Title: The Paris Affair
Publisher: 16th September 2022 by HarperCollins UK, One More Chapter
Pages: 376 pages
Genre: historical fiction
My Rating: 5 cups
Patriotism is not enough. I must have no hatred or bitterness towards anyone. Nurse Edith Cavell, on the eve of her execution, 1915
Scarred by his experiences in World War I, German doctor, Sebastian Braun lives a quiet life tending to his patients and his beloved garden. Until Sophie Hathaway bursts into his life and challenges his dearly-held beliefs. And just at the moment Sebastian discovers love for the first time war is on the horizon once again, threatening not just his peace of mind…
As the Germans approach the Channel Islands, Sebastian has to make choices: be the peace-loving man he has become or stand up and fight for his principles? When he and Sophie are separated, Sebastian is left realising love may have eluded him forever. Until a chance meeting in Paris sets the wheels in motion for a dangerously devastating love affair.
Set against the backdrop of World War II, The Paris Affair is a poignant story, beautifully told of love, loss and the resilience of the human spirit.
The Paris Affair is a brilliant read for many reasons - Melanie’s books just keep getting better and better! Her writing has gone to the next level with prose and ideas that really touched me. I was swept away by her research told through a main character that was so unique for this genre and time.
‘What once brought so much joy, peace and a sense of completeness, was lost to me, perhaps because I knew–oh how I knew–that my little place of paradise would be lost to me soon, and that one way or another, my freedom and my absolute sense of being home would be gone.’
Set in WW2 Sebastian is in prison awaiting execution. During this time, he tells his life story to the prison priest, which transports the reader to many places - the Channel Island of Sark, the Cornwall coast and, yes Paris, but how I wish the book had been titled something different as I believe it does not do it justice and could steer potential readers away. To my mind, this is not a book about Paris or an affair. This is a book that spoke to my soul - Sebastian, spoke to my soul!
‘… in Sark I had been the ‘Good Doctor’ and then Sophie had called me ‘the Generous Gardener’, but to the authorities, none of this mattered because my place of birth marked me as the enemy, and so my life was reduced to nothing. I was reduced to nothing.’
Narrated from the first person perspective, Sebastian Braun is a German veteran of the First World War and has made a new life for himself on the island of Sark. You quickly become his advocate with his endearing nature and incredible understanding of life and the people in it. He is a complex man who, changed by the horrors he witnessed in WWI, wants nothing to do with this new war.

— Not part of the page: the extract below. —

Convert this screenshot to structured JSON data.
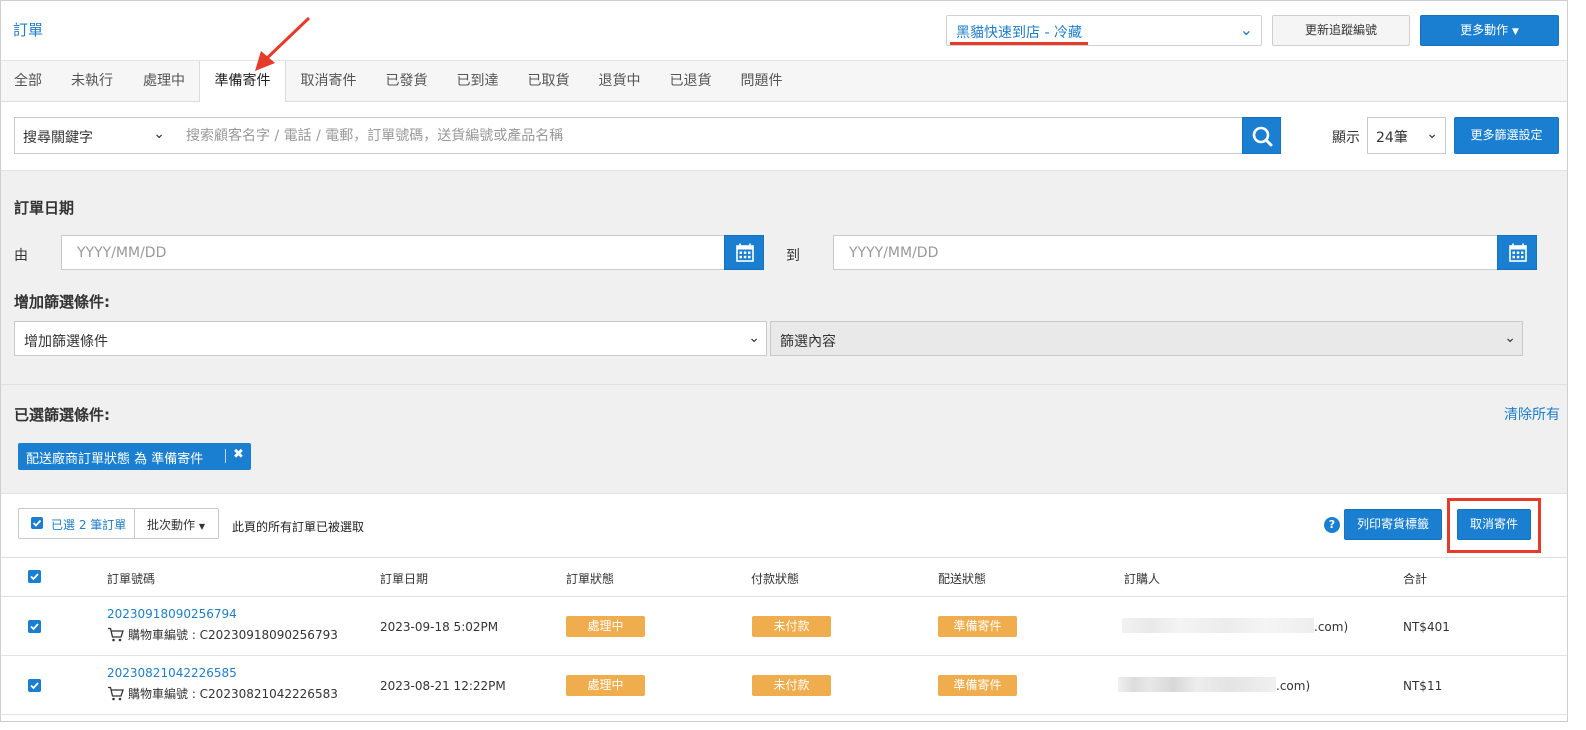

His wish is to stay in his remote refuge and tend his garden - a well-educated doctor and deep thinker. Yes, there is romance that develops Sebastian’s character arc but the mysterious Sophie and invading Nazis are about to turn his life upside down.
‘You must also know how angry I am that a wonderful, kind man who wants and knows only peace, who would never hurt a soul, is forced to choose either one awful situation or the other.’
The Paris Affair is quality WWII historical fiction - something special. If you are looking for that something extra, that next level - a story within a story - look no further. Philosophically flavoured for quiet contemplation, a dash of mystery and romance, with an ending that I simply did not see coming is what sees me recommending that this is a book not to be missed.
‘My life, looked at in such a way, has been hell. But speaking with you, I have found that if I write my story in another way, if I spin the yarn with a lighter thread, I can only conclude that I have been blessed.’
This review is based on a complimentary copy from the publisher in exchange for an honest review. Opinions expressed in this review are completely my own. The quoted material may have changed in the final release.